Just as troubling, the White House wants to means-test Medicare by raising premiums for individuals with higher incomes and adding a premium surcharge for new beneficiaries who buy Medigap coverage—changes that would shift some $70 billion of costs from Medicare to individuals over 10 years. The budget also would add a copayment for home health care—adding to the burden faced by families with aging relatives. “But more affluent people already pay substantially higher premiums,” says Bivens at EPI, “and especially with projected health care costs already really slowing down, the idea that we continue to need to talk about premium fixes just isn't convincing.”
Regarding Social Security, the president hasn't got the message, either. While much of his party—including Sanders, now the ranking member of the Seate Finance Committee—advocate expanding the program, Obama is again toying with the idea of cutting it. His notion of how to help working households concerned about their ability to retire in comfort, instead, is to some modest moves to encourage IRA and 401(k) savings.
What remains to be seen is which elements of his budget are there merely to appeal to the working households Obama has so often ignored, and which ones could form the basis of a budget deal with the GOP. Republican leaders have been tossing hints for weeks that a deal on corporate taxes may be possible, suggesting the president's proposals for taxation of foreign profits—weak as they are—may be a starting point for negotiations. The fact that he's proposing to pass on more costs to Medicare recipients, and is placing the chained CPI back on the table, signals that a deal to cut Social Security and Medicare may not out of the question either.
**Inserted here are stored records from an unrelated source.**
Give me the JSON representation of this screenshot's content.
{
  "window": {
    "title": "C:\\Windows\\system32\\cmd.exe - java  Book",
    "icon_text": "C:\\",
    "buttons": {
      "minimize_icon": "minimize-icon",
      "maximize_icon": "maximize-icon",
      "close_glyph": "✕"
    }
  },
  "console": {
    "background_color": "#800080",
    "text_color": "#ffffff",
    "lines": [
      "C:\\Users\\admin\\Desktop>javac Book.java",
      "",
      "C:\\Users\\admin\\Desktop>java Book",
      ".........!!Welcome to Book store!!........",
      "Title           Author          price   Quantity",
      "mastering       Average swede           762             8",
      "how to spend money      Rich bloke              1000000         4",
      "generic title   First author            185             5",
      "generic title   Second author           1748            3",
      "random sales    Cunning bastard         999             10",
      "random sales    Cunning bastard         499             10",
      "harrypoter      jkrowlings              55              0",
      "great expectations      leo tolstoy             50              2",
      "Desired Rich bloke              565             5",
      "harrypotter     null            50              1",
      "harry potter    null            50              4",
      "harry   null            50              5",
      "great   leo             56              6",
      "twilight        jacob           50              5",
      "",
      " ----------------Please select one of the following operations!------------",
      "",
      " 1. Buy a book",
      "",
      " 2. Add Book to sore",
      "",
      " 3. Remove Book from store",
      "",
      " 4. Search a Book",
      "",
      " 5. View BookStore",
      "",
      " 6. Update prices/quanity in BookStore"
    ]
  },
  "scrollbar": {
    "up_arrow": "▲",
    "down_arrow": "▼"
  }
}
We already know that Obama and the GOP leadership see eye-to-eye on NAFTA-like trade deals in Europe and the Asia-Pacific region, even if many lawmakers of both parties—and the public—oppose them.
Maybe the president's budget is a middle-class manifesto. But that may only be what he wants us to think.